CNC Punching: Positive Stop a Positive AdvantageFebruary 27, 2023
A CNC punching machine delivers tons of force to shape sheet metal as desired. The force transfers to tooling, which smoothly and efficiently adapts that force to produce cuts, bends and numerous features and fine details. For controlled-depth operations such as coining and embossing, positive-stop features on tools provide the fine-tuning needed for quality, repeatable performance while saving stress on the machine.
To learn more about the importance, performance and maintenance of positive-stop tool features, MetalForming tapped the expertise of Susan Erler, product manager of the punching division at Wilson Tool International.
Reigning in Punch Force
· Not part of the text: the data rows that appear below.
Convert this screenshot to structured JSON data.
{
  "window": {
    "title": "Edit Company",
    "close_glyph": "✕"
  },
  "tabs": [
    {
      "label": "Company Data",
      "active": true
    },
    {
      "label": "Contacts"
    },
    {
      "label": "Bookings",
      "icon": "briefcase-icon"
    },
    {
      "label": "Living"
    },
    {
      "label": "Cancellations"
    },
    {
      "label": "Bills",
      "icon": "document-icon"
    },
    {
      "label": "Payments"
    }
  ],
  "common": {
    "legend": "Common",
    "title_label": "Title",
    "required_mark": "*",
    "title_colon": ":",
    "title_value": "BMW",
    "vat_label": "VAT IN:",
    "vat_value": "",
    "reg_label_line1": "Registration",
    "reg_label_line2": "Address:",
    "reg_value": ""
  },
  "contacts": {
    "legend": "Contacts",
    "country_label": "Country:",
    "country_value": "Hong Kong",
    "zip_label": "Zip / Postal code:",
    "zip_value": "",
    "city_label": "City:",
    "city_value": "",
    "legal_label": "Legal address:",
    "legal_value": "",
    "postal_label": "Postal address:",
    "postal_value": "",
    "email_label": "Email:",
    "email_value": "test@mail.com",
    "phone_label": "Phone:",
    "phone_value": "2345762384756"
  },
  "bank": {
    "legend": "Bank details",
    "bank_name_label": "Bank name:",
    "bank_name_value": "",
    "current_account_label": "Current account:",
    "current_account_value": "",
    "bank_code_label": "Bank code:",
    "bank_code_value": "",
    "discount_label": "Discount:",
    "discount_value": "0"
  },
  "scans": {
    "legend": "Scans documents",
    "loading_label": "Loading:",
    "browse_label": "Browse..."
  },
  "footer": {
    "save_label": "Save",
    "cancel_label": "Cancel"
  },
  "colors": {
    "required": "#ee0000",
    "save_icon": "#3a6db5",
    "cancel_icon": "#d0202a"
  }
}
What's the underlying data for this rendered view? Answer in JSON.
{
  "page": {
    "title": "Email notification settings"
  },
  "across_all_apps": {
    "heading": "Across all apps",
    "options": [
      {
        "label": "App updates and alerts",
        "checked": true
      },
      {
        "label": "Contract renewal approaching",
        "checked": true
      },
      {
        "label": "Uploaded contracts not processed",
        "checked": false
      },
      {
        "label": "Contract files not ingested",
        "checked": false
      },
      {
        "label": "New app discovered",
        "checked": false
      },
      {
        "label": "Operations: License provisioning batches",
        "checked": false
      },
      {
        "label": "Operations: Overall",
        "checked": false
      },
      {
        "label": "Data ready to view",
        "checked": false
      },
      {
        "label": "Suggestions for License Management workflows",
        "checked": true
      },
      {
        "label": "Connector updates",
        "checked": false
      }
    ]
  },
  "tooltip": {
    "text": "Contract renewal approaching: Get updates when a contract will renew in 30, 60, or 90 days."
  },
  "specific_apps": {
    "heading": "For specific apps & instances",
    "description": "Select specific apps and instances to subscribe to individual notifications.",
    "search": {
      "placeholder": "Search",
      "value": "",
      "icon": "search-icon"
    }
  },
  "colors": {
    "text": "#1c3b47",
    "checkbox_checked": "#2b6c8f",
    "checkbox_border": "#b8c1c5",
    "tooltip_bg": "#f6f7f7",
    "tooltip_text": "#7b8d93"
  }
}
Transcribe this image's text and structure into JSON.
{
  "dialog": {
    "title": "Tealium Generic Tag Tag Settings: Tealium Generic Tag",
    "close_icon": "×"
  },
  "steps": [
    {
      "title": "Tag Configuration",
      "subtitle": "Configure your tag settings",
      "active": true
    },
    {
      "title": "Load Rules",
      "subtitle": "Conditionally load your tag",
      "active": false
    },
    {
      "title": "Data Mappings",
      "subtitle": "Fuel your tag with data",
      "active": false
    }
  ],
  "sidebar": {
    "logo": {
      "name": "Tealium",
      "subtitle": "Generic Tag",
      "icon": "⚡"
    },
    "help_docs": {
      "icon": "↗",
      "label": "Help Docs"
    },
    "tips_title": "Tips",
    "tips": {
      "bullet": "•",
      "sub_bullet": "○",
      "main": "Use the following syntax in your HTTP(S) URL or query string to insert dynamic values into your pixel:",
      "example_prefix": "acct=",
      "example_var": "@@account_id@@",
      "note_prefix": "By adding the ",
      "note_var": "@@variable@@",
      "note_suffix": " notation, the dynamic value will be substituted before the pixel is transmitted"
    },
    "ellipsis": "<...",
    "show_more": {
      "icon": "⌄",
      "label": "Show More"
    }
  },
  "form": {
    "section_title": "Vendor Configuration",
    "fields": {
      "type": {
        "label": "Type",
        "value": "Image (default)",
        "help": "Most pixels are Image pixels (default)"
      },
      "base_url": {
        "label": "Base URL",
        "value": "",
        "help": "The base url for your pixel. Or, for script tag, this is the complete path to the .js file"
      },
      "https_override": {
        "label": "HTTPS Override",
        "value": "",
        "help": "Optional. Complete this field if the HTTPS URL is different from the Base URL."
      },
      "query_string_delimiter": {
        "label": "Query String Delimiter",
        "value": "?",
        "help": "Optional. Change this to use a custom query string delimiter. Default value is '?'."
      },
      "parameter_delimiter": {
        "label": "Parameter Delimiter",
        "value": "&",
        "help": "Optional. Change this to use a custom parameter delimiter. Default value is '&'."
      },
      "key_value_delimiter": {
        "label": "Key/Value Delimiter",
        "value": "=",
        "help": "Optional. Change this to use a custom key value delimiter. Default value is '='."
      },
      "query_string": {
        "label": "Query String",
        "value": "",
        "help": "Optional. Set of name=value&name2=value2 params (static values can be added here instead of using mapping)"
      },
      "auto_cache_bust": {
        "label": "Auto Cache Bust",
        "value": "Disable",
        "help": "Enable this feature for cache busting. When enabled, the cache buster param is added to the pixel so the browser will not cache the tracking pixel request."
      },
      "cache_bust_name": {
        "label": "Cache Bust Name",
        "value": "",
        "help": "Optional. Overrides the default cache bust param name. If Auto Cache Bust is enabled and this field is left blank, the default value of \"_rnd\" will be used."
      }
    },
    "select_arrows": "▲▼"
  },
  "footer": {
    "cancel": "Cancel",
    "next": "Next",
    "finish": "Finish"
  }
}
“In practice, say in a hydraulic CNC punching machine, force builds as the ram descends with the control opening the hydraulic valve to supply needed force,” says Erler, explaining typical machine operation.
In some cases, little machine control is available to stop the ram exactly when needed, and when using staggered tooling inserts, the valve controlling ram force must open and close repeatedly.
“That’s hard on the machine,” Erler says. “Where you need a consistent form—are there any scenarios where you don’t need a consistent form?—you’re much better off having stop features built into the tool. No machines provide the precision that precision forms require.”
Of course, non-full-material-breakthrough applications such as forming electrical knockouts (EKOs) and other coining and embossing applications, for example, absolutely demand stopping capability built into the tooling, where material might require a raise of barely one material thickness. A small gap between the body of the tool and the tool cap, equal to the required material offset of the feature, provides for positive stop.
Positive-stop features are built into a variety of tools.
“We put positive stops in stamped-logo tools, for example, where users require a specific depth,” Erler offers. “We put it in lancing forms, again to achieve a consistent height. Once the tool bottoms out, with a properly set height adjustment, forms are consistent regardless of the pressure supplied by the machine. Most punching machines have a ±0.005 to 0.010-in. tolerance on the stroke from hit to hit, but a 0.005-in. variation on form height often is unacceptable.”